##### Dataset entries #####

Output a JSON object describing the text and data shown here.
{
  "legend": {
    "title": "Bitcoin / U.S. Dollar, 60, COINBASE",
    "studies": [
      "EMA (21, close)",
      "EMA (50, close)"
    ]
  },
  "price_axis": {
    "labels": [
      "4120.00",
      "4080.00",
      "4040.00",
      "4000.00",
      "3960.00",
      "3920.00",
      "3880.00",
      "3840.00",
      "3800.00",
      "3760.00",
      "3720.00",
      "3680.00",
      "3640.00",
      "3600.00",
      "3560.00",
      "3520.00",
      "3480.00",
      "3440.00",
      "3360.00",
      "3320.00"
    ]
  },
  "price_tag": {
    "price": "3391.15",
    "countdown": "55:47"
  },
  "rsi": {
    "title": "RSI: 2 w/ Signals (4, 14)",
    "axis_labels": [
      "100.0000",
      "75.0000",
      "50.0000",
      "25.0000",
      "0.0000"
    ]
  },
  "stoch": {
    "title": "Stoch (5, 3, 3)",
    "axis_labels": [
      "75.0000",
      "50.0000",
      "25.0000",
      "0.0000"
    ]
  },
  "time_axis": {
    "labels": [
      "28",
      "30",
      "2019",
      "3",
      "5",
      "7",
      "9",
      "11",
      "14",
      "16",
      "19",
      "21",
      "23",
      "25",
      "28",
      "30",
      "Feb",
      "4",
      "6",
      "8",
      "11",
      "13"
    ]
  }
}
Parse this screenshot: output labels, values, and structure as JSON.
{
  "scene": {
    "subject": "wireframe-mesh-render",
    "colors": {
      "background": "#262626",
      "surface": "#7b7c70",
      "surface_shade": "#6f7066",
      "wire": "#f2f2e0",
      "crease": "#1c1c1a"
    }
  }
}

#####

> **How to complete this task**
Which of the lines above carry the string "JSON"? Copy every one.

> **The answer**
Output a JSON object describing the text and data shown here.
Parse this screenshot: output labels, values, and structure as JSON.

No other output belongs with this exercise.